In the end what the reader doesn't do is fear him, the way the author would like, as the story unfolds.  And if the reader has no feeling toward the main bad guy, he starts to ask himself..."Why would the other characters?"  That is what I found myself doing by the end of the book.  I asked, "Why is Iblis afraid of this old fart?"  or "Why doesn't Micheal just shoot him in the head as he rambles on and on?"
Well, even though in the end, the book doesn't wrap up all of these questions nice and neat as I would like, it is still a fun ride and a thoroughly enjoyable read.  First time Doestch readers will, no doubt, be enthralled from the first page, and want to come back and read his previous works.

Monday, October 11, 2010

book review: The Shimmer by David Morrell

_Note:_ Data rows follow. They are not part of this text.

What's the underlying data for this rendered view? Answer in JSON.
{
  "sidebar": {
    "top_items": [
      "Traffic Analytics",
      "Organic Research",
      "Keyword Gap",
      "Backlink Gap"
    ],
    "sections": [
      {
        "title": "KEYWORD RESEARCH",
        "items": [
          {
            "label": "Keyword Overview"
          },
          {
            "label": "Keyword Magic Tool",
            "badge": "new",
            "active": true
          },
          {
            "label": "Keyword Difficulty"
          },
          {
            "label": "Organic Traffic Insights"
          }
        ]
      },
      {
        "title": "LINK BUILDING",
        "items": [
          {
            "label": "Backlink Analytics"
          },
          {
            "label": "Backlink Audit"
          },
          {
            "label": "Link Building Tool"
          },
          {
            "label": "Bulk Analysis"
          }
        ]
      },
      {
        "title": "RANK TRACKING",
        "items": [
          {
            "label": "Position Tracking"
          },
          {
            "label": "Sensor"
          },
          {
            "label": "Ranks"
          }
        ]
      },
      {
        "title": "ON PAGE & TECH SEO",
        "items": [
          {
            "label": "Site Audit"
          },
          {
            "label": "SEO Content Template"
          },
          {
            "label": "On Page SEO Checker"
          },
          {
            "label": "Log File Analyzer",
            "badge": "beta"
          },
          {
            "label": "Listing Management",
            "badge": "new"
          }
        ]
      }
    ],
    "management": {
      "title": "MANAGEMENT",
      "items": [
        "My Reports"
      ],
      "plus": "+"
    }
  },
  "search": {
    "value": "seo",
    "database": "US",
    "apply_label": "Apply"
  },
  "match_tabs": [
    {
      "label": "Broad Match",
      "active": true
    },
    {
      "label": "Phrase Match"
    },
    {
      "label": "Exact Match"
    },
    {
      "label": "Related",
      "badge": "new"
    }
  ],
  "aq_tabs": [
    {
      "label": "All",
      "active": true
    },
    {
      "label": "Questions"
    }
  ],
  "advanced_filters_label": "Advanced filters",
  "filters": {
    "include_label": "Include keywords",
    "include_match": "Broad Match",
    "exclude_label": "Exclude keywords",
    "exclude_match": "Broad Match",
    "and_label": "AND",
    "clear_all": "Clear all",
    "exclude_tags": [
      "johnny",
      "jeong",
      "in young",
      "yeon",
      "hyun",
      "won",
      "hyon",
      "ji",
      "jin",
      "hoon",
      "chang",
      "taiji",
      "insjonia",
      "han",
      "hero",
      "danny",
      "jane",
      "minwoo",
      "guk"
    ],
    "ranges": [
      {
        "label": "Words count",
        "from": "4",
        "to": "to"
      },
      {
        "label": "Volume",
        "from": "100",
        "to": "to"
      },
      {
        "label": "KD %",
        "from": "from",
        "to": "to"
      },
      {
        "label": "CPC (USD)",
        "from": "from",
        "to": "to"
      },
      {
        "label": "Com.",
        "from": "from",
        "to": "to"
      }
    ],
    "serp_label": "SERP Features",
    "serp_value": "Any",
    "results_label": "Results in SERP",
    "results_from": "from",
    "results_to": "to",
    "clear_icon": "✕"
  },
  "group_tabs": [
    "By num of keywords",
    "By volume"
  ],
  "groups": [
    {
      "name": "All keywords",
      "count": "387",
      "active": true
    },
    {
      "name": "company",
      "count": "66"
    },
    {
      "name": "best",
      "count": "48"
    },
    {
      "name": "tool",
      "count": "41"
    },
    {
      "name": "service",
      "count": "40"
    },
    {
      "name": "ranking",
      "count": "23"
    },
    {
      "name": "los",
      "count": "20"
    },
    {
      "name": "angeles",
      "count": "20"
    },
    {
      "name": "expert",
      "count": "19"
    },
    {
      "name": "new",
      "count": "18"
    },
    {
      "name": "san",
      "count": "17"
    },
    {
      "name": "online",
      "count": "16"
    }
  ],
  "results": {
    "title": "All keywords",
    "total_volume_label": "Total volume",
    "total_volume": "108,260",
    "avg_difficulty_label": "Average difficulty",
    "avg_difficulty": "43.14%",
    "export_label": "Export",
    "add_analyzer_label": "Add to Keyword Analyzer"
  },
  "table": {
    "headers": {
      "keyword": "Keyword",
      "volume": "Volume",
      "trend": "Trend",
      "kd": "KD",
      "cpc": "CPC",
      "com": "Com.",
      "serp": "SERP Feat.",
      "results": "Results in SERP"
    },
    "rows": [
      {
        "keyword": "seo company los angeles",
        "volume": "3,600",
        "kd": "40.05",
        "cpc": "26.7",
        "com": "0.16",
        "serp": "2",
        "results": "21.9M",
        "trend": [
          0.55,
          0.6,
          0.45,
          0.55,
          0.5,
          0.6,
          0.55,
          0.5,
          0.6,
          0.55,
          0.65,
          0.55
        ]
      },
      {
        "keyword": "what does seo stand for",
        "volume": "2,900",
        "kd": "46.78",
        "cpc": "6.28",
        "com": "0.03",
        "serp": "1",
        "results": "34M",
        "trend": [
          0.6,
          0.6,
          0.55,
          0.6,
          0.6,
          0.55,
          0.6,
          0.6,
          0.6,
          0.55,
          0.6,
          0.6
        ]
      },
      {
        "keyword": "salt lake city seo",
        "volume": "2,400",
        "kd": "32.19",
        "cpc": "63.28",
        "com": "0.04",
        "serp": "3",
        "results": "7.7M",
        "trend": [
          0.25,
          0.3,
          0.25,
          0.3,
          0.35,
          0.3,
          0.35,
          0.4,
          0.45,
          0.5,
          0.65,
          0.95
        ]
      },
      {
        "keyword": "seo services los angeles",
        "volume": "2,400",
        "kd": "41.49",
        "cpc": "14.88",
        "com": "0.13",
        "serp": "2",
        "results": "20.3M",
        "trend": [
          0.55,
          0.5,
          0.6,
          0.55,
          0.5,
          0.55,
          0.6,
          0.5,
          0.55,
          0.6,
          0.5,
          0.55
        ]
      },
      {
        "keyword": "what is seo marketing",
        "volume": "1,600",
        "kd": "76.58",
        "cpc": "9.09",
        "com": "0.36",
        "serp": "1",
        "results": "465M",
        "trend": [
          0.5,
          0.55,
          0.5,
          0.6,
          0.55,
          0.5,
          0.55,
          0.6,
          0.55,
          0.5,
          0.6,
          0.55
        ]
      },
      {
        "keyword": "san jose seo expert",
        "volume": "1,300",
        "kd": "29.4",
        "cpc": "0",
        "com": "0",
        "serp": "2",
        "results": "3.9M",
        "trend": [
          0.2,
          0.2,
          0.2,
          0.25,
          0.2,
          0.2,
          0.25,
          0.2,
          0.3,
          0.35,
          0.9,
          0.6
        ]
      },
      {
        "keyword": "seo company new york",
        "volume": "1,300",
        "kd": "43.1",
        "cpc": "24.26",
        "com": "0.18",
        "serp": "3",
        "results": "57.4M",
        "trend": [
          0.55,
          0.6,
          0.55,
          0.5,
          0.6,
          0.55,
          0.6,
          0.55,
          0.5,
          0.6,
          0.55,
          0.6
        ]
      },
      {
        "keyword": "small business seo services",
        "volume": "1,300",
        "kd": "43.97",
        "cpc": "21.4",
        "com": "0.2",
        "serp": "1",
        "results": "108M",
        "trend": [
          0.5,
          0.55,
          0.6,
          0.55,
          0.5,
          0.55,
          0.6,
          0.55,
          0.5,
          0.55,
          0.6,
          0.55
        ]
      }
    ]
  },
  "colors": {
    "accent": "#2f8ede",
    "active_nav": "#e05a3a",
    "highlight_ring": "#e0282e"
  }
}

David Morrell is widely known as the father of the modern action thriller.  He has penned such best sellers as: Rambo, First Blood, Brotherhood of the Rose, and Creepers.  His latest work, however, doesn't seem to live up to some of his previous works.  With The Shimmer, Morrell seems to have almost veered over into SyFy territory.
Morrell can't be faulted for his commitment to this book.  He puts his own spin on what is known as the Marfa Lights, an odd occurance outside of the town of Marfa in Southwest Texas.  After reading about the even in a newspaper article back in 2004, Morrell learned that James Dean had been fascinated by these so called lights back when he as filming a movie called Giant nearby.  Morrell expertly incorporates that bit of info into the story.  What results is an superb mix of fact and fiction.
The story starts out with a lightning pace.  There is plenty of action right from the opening sequence.  Dan Page, a cop, witnesses, from his plane in the air, the fatal end to a police car chase.  Upon arriving home, he finds his wife Tori missing.  All she left behind was a cryptic letter.  This is the beginning of Page's quest to find his wife, which leads him to the Texas town of Rostov and, ultimately, to the lights.
Unfortunately, what starts out with such promise of action and adventure, fizzles out into just a hodgepodge of excessive violence.  Not that I am opposed to violence in books, just the opposite in fact.  However the killing and mayhem in The Shimmer do little to add to the overall story, and don't help move the plot along at all.  Lacking are the thought provoking explanations of the origin of the lights, or heartfelt histories of each character.  I often found myself not connecting with many of the main characters in the book, and more often than not, not really caring one way or the other if they made it through to the end.  Some of the questions with the protagonists and for that matter the overall antagonists, are answered in the end.  But there is still confusion, and the answers seemed to be a little predictable by that point in the book.
While maybe not the most shining example of the author's considerable talents for fiction, The Shimmer is overall an enjoyable and worthwhile read, especially to fans of David Morrell.